With that said, it should be noted that the most significant part of either monograph lies in their close textual analysis once the respective contexts have been sufficiently placed. In the case of Cathy Come Home we get something closer to the approach of the Film Classics range inasmuch as the play in hand is only 75 minutes long and therefore can be discussed in full, scene-by-scene. All of the previous TV Classics have dealt with pieces whose overall running time has been significantly larger, whether it be the hours-upon-hours of Doctor Who episodes or mini-series such as Edge of Darkness and Our Friends in the North (even The Office has to consider two six-part series and a pair of Christmas specials). In these instances there simply isn’t the scope within a slim volume to cover every episode or every scene and so a cherry-picking of significant moments is more commonly used. Indeed, this is exactly what Brunsdon does in approaching Law and Order. The four 90-minute episodes are condensed into their key scenes and, more often than not, those which tie in with her various arguments. Thus a particular sequence will allow comparison with the tropes of genre TV, as when the bungled armed robbery from episode two is discussed in relation to the more populist likes of The Sweeney. Or she will be able to get under the skin of director Les Blair’s methods by analysing a single uninterrupted take. By taking on Law and Order in this manner she also avoids providing too much needless description, an element which has blighted the odd Film Classic in past, though I should state that this is not the case with Cathy Come Home. (Furthermore, Lacey has the fact that the Loach film is currently unavailable on disc in the UK and as such a full synopsis will no doubt be seen as a welcome inclusion for those who don’t have the old BFI release to hand.) Importantly, neither loses sight of the overall context, so painstakingly laid down in the early stages, when discussing their plays at close hand.

Given the responses that both Cathy Come Home and Law and Order prompted, albeit at opposite ends of the spectrum, Lacey and Brunsdon each conclude with a chapter devoted to teasing out their reactions. Arguably Brunsdon has the more interesting job here as she details the ensuing controversy through various memos, duty logs and broadsheet articles, whilst also tying in some of the elements included early on, such as the licence fee strategy and its effects. Particularly welcome is the inclusion of some of the responses from those within the criminal justice system, the majority of whom, it seemed, concurred with the overall portrayal. Conversely, Cathy Come Home’s reaction is arguably much better known, though this doesn’t prevent Lacey from nimbly laying out its connections with the charity Shelter or compiling the various press reviews. In either case, both contribute to a full understanding of the plays at hand, an aspect which is undoubtedly necessary given that each serves as their first dedicated volume.

Indeed, despite those misgivings detailed above with regards to Cathy Come Home, there really is much to applaud in these two monographs. Both have a great deal of history and reputation to deal with, yet each satisfies these demands fully and offers up pretty much everything you could wish to know about Cathy Come Home or Law and Order. Whether it’s their origins, the nature of their productions, the ensuing controversy or success, little bits and pieces of trivia (Cathy Come Home was originally to be titled The Abyss; Law and Order cast its actors and then decided whether they would be put into the roles of police or villains) or a close evaluation of the plays at hand, these books should remain definitive for some time to come.
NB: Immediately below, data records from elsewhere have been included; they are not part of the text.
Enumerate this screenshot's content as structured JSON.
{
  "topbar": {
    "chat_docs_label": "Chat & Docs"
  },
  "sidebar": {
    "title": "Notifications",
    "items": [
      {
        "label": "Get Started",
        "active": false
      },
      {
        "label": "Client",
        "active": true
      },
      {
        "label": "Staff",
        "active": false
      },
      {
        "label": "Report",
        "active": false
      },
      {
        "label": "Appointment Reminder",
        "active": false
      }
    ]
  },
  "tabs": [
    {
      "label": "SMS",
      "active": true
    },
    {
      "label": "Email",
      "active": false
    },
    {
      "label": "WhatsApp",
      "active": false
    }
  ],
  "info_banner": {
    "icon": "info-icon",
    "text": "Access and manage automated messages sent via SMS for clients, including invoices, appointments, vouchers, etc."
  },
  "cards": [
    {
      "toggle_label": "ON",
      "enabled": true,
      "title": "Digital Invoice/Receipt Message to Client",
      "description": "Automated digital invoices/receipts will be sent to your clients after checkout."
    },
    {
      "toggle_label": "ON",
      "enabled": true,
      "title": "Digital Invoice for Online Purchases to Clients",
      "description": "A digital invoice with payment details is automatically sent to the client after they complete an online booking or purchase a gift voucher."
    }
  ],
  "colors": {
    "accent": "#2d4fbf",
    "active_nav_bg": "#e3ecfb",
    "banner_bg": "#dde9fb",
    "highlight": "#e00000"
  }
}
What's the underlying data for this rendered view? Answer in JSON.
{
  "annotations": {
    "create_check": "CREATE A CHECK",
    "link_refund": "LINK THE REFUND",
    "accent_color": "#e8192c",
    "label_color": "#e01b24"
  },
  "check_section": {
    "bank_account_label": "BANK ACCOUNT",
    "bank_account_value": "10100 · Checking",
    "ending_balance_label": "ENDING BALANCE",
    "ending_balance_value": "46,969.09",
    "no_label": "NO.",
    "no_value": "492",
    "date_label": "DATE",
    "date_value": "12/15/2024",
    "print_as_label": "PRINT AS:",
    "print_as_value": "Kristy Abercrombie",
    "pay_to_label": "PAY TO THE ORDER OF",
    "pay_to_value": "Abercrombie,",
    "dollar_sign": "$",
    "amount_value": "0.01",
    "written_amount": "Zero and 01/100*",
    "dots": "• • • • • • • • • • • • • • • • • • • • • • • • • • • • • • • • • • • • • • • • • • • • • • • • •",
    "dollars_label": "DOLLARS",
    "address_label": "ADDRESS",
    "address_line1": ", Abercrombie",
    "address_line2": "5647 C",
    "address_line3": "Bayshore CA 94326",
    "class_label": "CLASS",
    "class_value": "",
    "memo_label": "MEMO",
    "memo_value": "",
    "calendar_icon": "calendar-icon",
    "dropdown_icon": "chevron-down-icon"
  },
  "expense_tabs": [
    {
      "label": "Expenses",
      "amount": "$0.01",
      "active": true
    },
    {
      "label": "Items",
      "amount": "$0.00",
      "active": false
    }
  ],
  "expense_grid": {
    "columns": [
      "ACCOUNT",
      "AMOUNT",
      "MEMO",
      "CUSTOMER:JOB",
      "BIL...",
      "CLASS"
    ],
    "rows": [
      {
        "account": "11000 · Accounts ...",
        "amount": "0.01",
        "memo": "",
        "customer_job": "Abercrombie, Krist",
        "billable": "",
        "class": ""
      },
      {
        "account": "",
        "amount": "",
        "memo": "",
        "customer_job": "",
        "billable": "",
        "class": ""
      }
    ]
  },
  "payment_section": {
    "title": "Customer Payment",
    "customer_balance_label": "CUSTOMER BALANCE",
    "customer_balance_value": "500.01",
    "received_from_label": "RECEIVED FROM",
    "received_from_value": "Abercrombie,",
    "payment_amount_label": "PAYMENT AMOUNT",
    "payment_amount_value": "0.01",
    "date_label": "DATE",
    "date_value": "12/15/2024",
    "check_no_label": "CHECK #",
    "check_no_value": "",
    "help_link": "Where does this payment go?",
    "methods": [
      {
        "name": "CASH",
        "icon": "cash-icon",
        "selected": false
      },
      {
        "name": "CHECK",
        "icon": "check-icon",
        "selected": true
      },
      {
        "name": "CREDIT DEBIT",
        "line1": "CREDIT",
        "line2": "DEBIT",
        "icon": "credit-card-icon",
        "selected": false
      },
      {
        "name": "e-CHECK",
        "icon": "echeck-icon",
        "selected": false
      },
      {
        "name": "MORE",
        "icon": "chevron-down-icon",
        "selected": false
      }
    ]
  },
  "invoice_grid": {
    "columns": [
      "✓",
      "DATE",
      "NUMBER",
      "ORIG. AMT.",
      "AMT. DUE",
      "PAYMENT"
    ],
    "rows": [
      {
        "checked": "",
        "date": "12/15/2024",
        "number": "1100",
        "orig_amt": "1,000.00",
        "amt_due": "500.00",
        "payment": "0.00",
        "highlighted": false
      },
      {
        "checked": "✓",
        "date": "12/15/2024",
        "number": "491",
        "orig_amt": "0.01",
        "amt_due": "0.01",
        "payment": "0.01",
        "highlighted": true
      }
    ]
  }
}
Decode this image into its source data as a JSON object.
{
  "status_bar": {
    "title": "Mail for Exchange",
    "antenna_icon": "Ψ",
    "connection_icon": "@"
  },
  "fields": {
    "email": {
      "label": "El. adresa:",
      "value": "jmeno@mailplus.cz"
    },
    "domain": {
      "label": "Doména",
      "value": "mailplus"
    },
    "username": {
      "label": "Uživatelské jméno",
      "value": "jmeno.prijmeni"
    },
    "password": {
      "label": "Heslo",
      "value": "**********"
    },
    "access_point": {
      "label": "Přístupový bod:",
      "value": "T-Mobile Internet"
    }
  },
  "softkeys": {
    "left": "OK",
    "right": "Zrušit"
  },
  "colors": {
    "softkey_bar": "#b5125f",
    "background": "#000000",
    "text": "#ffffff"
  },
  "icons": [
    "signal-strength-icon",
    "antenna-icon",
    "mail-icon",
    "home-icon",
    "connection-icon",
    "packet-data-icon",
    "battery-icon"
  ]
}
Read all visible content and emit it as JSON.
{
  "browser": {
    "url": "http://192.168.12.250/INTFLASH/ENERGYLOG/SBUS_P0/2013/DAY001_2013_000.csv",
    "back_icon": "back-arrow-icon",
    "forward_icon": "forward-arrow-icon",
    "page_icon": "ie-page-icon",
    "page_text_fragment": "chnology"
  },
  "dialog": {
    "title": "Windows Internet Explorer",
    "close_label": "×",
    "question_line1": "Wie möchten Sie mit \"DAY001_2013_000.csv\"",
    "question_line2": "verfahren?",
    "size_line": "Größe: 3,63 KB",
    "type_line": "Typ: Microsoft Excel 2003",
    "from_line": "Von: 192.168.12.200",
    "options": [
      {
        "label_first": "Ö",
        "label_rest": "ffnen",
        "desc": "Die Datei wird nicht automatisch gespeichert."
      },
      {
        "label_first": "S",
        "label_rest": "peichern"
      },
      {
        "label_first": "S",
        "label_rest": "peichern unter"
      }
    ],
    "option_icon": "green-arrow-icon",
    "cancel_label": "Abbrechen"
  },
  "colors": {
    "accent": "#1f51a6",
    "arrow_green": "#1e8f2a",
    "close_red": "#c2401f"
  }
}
Please help support The Digital Fix by purchasing these titles or any others through our affiliate links...
Amazon UK
Cathy Come Home
Amazon UK
Law and Order
About Anthony Nield
Anthony hails from Cheltenham and has been writing about film for the best part of a decade. His particular obsessions include British and experimental cinema, non-fiction, and films that have fallen by the wayside. You'll find him reviewing such works in the DVD and Blu-ray sections, plus the occasional feature.